◆ DIRECTIONS FOR THIS TASK:
Extract the complete data exactly as given.

Entries taken from a collection
■ ■ ■

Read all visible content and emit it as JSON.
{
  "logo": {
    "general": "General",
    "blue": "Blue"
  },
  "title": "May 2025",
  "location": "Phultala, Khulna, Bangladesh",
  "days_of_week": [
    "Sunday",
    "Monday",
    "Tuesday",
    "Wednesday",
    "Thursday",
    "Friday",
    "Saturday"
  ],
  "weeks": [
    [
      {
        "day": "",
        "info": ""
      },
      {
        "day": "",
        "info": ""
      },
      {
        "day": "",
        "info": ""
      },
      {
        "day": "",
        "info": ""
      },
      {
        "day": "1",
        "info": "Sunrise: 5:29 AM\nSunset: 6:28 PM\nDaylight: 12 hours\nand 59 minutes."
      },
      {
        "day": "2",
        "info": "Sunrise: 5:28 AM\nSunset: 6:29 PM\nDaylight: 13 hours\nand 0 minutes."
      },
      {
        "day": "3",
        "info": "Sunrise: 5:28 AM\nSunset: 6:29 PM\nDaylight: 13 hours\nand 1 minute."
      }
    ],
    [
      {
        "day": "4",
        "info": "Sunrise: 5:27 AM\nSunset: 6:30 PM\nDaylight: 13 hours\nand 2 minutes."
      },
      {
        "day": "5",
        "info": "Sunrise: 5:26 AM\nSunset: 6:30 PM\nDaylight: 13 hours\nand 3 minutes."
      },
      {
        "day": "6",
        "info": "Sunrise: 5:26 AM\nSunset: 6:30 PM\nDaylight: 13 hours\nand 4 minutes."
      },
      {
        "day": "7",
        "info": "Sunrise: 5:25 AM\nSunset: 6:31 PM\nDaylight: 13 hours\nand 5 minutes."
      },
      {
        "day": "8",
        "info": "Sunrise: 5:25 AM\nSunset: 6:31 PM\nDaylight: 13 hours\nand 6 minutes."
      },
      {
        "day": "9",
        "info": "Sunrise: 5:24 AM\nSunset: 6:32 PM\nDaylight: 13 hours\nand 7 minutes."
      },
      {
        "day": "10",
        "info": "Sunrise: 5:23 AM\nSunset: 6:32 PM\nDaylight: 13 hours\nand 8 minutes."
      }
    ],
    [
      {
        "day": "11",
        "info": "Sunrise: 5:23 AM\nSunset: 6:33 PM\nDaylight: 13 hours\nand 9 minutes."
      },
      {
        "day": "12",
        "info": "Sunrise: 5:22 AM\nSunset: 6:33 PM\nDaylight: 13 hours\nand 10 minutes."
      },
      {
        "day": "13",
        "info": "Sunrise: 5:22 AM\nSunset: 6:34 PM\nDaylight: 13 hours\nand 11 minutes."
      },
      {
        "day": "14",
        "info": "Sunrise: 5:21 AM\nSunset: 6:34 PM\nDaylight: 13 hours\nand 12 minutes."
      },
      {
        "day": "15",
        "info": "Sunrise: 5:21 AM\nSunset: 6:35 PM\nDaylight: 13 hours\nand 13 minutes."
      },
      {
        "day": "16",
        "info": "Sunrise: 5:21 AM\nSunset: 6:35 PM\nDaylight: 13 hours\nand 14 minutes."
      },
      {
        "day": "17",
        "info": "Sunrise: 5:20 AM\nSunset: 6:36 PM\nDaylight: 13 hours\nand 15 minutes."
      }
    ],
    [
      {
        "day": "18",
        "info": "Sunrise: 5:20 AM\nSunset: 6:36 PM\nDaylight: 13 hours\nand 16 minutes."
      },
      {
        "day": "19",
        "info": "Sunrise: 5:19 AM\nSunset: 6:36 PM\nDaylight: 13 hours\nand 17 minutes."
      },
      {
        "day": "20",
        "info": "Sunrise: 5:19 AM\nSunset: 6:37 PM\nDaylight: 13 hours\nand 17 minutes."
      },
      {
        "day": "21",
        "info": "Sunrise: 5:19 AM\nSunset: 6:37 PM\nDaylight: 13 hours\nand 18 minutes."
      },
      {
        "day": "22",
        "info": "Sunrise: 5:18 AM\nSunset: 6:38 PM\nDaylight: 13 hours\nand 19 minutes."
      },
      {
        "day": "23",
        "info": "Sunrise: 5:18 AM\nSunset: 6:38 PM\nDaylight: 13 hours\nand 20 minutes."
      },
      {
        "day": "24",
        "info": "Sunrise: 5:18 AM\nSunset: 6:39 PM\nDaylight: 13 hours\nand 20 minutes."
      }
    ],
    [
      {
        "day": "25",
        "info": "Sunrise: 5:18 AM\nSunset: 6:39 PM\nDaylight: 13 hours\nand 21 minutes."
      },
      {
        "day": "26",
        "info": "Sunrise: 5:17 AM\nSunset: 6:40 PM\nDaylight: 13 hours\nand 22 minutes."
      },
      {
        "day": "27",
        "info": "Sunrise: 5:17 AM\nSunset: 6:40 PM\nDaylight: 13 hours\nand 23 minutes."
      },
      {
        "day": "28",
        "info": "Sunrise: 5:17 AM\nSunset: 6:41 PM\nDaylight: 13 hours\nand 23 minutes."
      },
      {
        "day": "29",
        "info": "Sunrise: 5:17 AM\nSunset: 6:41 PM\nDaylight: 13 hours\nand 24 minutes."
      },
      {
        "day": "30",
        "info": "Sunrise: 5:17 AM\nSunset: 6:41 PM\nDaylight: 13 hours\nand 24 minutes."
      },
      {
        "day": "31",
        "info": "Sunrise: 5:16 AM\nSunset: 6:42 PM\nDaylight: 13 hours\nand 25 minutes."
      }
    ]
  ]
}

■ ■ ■

◆ YOUR RESPONSE:
Read all visible content and emit it as JSON.
{
  "logo": {
    "general": "General",
    "blue": "Blue"
  },
  "title": "May 2025",
  "location": "Phultala, Khulna, Bangladesh",
  "days_of_week": [
    "Sunday",
    "Monday",
    "Tuesday",
    "Wednesday",
    "Thursday",
    "Friday",
    "Saturday"
  ],
  "weeks": [
    [
      {
        "day": "",
        "info": ""
      },
      {
        "day": "",
        "info": ""
      },
      {
        "day": "",
        "info": ""
      },
      {
        "day": "",
        "info": ""
      },
      {
        "day": "1",
        "info": "Sunrise: 5:29 AM\nSunset: 6:28 PM\nDaylight: 12 hours\nand 59 minutes."
      },
      {
        "day": "2",
        "info": "Sunrise: 5:28 AM\nSunset: 6:29 PM\nDaylight: 13 hours\nand 0 minutes."
      },
      {
        "day": "3",
        "info": "Sunrise: 5:28 AM\nSunset: 6:29 PM\nDaylight: 13 hours\nand 1 minute."
      }
    ],
    [
      {
        "day": "4",
        "info": "Sunrise: 5:27 AM\nSunset: 6:30 PM\nDaylight: 13 hours\nand 2 minutes."
      },
      {
        "day": "5",
        "info": "Sunrise: 5:26 AM\nSunset: 6:30 PM\nDaylight: 13 hours\nand 3 minutes."
      },
      {
        "day": "6",
        "info": "Sunrise: 5:26 AM\nSunset: 6:30 PM\nDaylight: 13 hours\nand 4 minutes."
      },
      {
        "day": "7",
        "info": "Sunrise: 5:25 AM\nSunset: 6:31 PM\nDaylight: 13 hours\nand 5 minutes."
      },
      {
        "day": "8",
        "info": "Sunrise: 5:25 AM\nSunset: 6:31 PM\nDaylight: 13 hours\nand 6 minutes."
      },
      {
        "day": "9",
        "info": "Sunrise: 5:24 AM\nSunset: 6:32 PM\nDaylight: 13 hours\nand 7 minutes."
      },
      {
        "day": "10",
        "info": "Sunrise: 5:23 AM\nSunset: 6:32 PM\nDaylight: 13 hours\nand 8 minutes."
      }
    ],
    [
      {
        "day": "11",
        "info": "Sunrise: 5:23 AM\nSunset: 6:33 PM\nDaylight: 13 hours\nand 9 minutes."
      },
      {
        "day": "12",
        "info": "Sunrise: 5:22 AM\nSunset: 6:33 PM\nDaylight: 13 hours\nand 10 minutes."
      },
      {
        "day": "13",
        "info": "Sunrise: 5:22 AM\nSunset: 6:34 PM\nDaylight: 13 hours\nand 11 minutes."
      },
      {
        "day": "14",
        "info": "Sunrise: 5:21 AM\nSunset: 6:34 PM\nDaylight: 13 hours\nand 12 minutes."
      },
      {
        "day": "15",
        "info": "Sunrise: 5:21 AM\nSunset: 6:35 PM\nDaylight: 13 hours\nand 13 minutes."
      },
      {
        "day": "16",
        "info": "Sunrise: 5:21 AM\nSunset: 6:35 PM\nDaylight: 13 hours\nand 14 minutes."
      },
      {
        "day": "17",
        "info": "Sunrise: 5:20 AM\nSunset: 6:36 PM\nDaylight: 13 hours\nand 15 minutes."
      }
    ],
    [
      {
        "day": "18",
        "info": "Sunrise: 5:20 AM\nSunset: 6:36 PM\nDaylight: 13 hours\nand 16 minutes."
      },
      {
        "day": "19",
        "info": "Sunrise: 5:19 AM\nSunset: 6:36 PM\nDaylight: 13 hours\nand 17 minutes."
      },
      {
        "day": "20",
        "info": "Sunrise: 5:19 AM\nSunset: 6:37 PM\nDaylight: 13 hours\nand 17 minutes."
      },
      {
        "day": "21",
        "info": "Sunrise: 5:19 AM\nSunset: 6:37 PM\nDaylight: 13 hours\nand 18 minutes."
      },
      {
        "day": "22",
        "info": "Sunrise: 5:18 AM\nSunset: 6:38 PM\nDaylight: 13 hours\nand 19 minutes."
      },
      {
        "day": "23",
        "info": "Sunrise: 5:18 AM\nSunset: 6:38 PM\nDaylight: 13 hours\nand 20 minutes."
      },
      {
        "day": "24",
        "info": "Sunrise: 5:18 AM\nSunset: 6:39 PM\nDaylight: 13 hours\nand 20 minutes."
      }
    ],
    [
      {
        "day": "25",
        "info": "Sunrise: 5:18 AM\nSunset: 6:39 PM\nDaylight: 13 hours\nand 21 minutes."
      },
      {
        "day": "26",
        "info": "Sunrise: 5:17 AM\nSunset: 6:40 PM\nDaylight: 13 hours\nand 22 minutes."
      },
      {
        "day": "27",
        "info": "Sunrise: 5:17 AM\nSunset: 6:40 PM\nDaylight: 13 hours\nand 23 minutes."
      },
      {
        "day": "28",
        "info": "Sunrise: 5:17 AM\nSunset: 6:41 PM\nDaylight: 13 hours\nand 23 minutes."
      },
      {
        "day": "29",
        "info": "Sunrise: 5:17 AM\nSunset: 6:41 PM\nDaylight: 13 hours\nand 24 minutes."
      },
      {
        "day": "30",
        "info": "Sunrise: 5:17 AM\nSunset: 6:41 PM\nDaylight: 13 hours\nand 24 minutes."
      },
      {
        "day": "31",
        "info": "Sunrise: 5:16 AM\nSunset: 6:42 PM\nDaylight: 13 hours\nand 25 minutes."
      }
    ]
  ]
}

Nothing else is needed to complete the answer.